* TASK STATEMENT *
Return the data below exactly as given, except for the images.

Start of THE DATA

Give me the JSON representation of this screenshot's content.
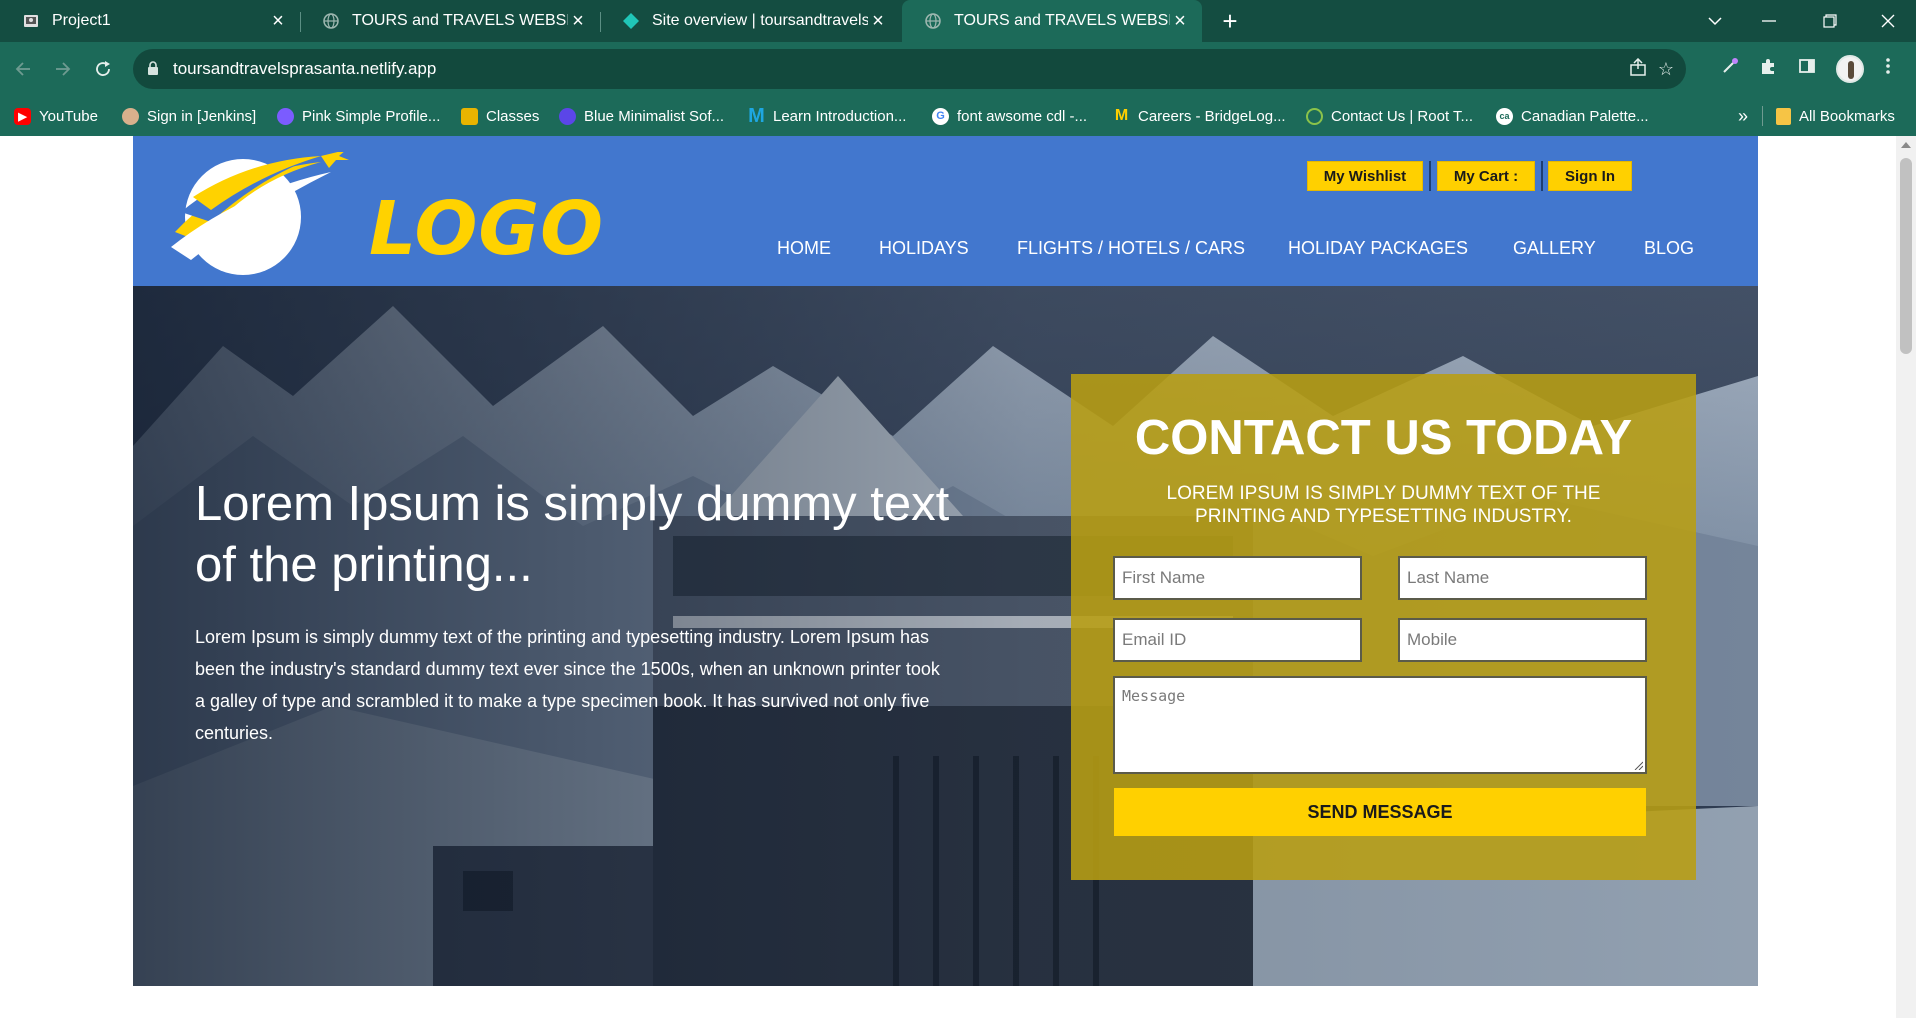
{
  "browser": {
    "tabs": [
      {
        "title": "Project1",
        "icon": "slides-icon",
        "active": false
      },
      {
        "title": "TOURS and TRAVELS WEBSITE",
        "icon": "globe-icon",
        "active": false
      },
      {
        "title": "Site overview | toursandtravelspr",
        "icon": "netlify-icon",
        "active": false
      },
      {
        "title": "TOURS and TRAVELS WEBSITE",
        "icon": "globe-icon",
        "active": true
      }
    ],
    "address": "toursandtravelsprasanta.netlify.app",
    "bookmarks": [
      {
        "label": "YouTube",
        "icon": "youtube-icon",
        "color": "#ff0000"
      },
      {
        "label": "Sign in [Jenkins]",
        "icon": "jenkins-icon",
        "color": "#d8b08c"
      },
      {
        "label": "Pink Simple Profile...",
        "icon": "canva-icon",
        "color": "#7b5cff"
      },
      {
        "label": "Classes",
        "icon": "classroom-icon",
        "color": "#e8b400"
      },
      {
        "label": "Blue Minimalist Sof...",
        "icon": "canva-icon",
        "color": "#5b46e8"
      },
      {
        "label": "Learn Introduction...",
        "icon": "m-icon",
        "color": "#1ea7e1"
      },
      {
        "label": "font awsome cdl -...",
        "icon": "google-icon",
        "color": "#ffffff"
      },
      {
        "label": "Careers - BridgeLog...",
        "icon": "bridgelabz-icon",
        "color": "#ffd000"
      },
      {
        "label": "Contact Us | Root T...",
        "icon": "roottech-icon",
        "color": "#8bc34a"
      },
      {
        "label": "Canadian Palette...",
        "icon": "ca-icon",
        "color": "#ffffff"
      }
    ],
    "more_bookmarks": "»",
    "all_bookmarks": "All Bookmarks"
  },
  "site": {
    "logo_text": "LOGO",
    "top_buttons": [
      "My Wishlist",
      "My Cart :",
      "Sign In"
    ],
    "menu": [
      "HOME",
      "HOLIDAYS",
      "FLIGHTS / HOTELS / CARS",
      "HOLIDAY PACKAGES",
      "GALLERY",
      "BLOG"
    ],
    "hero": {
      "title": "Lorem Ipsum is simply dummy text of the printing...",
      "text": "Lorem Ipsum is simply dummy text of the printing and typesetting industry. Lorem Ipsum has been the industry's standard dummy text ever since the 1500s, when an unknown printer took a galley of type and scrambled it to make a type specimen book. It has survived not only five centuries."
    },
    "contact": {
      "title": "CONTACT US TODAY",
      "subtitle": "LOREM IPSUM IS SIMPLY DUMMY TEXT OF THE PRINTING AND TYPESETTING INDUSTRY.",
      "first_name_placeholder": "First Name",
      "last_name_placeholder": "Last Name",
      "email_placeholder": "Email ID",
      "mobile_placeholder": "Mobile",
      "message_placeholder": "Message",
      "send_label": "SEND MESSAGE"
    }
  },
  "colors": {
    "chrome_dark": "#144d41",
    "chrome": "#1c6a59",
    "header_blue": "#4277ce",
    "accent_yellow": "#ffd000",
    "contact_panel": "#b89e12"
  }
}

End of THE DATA

* ANSWER TO THIS EXERCISE *
Give me the JSON representation of this screenshot's content.
{
  "browser": {
    "tabs": [
      {
        "title": "Project1",
        "icon": "slides-icon",
        "active": false
      },
      {
        "title": "TOURS and TRAVELS WEBSITE",
        "icon": "globe-icon",
        "active": false
      },
      {
        "title": "Site overview | toursandtravelspr",
        "icon": "netlify-icon",
        "active": false
      },
      {
        "title": "TOURS and TRAVELS WEBSITE",
        "icon": "globe-icon",
        "active": true
      }
    ],
    "address": "toursandtravelsprasanta.netlify.app",
    "bookmarks": [
      {
        "label": "YouTube",
        "icon": "youtube-icon",
        "color": "#ff0000"
      },
      {
        "label": "Sign in [Jenkins]",
        "icon": "jenkins-icon",
        "color": "#d8b08c"
      },
      {
        "label": "Pink Simple Profile...",
        "icon": "canva-icon",
        "color": "#7b5cff"
      },
      {
        "label": "Classes",
        "icon": "classroom-icon",
        "color": "#e8b400"
      },
      {
        "label": "Blue Minimalist Sof...",
        "icon": "canva-icon",
        "color": "#5b46e8"
      },
      {
        "label": "Learn Introduction...",
        "icon": "m-icon",
        "color": "#1ea7e1"
      },
      {
        "label": "font awsome cdl -...",
        "icon": "google-icon",
        "color": "#ffffff"
      },
      {
        "label": "Careers - BridgeLog...",
        "icon": "bridgelabz-icon",
        "color": "#ffd000"
      },
      {
        "label": "Contact Us | Root T...",
        "icon": "roottech-icon",
        "color": "#8bc34a"
      },
      {
        "label": "Canadian Palette...",
        "icon": "ca-icon",
        "color": "#ffffff"
      }
    ],
    "more_bookmarks": "»",
    "all_bookmarks": "All Bookmarks"
  },
  "site": {
    "logo_text": "LOGO",
    "top_buttons": [
      "My Wishlist",
      "My Cart :",
      "Sign In"
    ],
    "menu": [
      "HOME",
      "HOLIDAYS",
      "FLIGHTS / HOTELS / CARS",
      "HOLIDAY PACKAGES",
      "GALLERY",
      "BLOG"
    ],
    "hero": {
      "title": "Lorem Ipsum is simply dummy text of the printing...",
      "text": "Lorem Ipsum is simply dummy text of the printing and typesetting industry. Lorem Ipsum has been the industry's standard dummy text ever since the 1500s, when an unknown printer took a galley of type and scrambled it to make a type specimen book. It has survived not only five centuries."
    },
    "contact": {
      "title": "CONTACT US TODAY",
      "subtitle": "LOREM IPSUM IS SIMPLY DUMMY TEXT OF THE PRINTING AND TYPESETTING INDUSTRY.",
      "first_name_placeholder": "First Name",
      "last_name_placeholder": "Last Name",
      "email_placeholder": "Email ID",
      "mobile_placeholder": "Mobile",
      "message_placeholder": "Message",
      "send_label": "SEND MESSAGE"
    }
  },
  "colors": {
    "chrome_dark": "#144d41",
    "chrome": "#1c6a59",
    "header_blue": "#4277ce",
    "accent_yellow": "#ffd000",
    "contact_panel": "#b89e12"
  }
}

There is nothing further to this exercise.